▶ _REQUIRED WORK_
In the entries, find all lines that hold the word "mostrar" and copy them.

Data records:
■ ■ ■ ■

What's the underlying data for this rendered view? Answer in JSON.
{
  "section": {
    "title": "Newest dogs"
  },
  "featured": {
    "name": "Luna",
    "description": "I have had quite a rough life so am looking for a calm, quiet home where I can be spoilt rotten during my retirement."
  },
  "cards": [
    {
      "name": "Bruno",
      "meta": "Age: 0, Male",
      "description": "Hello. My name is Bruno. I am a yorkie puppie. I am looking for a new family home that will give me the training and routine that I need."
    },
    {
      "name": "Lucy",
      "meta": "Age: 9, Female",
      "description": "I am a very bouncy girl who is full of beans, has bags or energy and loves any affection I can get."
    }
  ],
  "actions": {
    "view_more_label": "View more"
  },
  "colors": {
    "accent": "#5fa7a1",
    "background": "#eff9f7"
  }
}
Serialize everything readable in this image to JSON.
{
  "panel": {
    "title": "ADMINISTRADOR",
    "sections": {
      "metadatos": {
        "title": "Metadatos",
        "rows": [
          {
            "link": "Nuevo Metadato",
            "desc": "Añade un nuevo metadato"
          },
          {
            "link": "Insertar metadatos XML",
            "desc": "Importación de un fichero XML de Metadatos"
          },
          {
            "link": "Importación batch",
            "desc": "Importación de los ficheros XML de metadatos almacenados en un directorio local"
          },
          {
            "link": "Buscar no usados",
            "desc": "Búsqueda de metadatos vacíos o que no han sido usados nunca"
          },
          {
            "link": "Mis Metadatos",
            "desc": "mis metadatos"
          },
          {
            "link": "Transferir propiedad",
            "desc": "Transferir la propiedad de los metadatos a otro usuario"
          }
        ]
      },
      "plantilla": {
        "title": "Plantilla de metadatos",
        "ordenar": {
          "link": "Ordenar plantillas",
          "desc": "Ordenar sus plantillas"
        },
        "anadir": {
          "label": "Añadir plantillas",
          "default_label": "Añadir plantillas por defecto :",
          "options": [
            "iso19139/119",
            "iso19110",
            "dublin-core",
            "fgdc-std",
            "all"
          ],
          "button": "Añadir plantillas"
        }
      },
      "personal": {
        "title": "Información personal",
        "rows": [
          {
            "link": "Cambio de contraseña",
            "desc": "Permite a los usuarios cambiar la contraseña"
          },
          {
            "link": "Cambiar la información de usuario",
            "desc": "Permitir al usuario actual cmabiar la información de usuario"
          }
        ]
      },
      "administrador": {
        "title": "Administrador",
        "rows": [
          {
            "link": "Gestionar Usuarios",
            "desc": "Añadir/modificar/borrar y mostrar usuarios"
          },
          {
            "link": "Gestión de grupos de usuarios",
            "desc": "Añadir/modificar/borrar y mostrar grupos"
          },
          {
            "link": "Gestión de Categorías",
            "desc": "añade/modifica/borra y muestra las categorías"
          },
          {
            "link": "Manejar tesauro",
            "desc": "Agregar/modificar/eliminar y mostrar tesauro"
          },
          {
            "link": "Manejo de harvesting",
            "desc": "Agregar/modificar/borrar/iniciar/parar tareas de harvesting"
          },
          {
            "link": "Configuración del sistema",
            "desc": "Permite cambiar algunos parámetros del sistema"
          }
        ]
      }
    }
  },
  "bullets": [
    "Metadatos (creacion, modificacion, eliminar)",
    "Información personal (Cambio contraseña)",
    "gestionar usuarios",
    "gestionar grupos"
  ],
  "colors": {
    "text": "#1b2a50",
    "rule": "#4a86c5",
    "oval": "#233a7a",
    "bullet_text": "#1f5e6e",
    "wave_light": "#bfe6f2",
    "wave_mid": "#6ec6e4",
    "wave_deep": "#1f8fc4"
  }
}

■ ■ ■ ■

▶ _SOLUTION FOR THIS TASK_
            "desc": "Añadir/modificar/borrar y mostrar usuarios"
            "desc": "Añadir/modificar/borrar y mostrar grupos"
            "desc": "Agregar/modificar/eliminar y mostrar tesauro"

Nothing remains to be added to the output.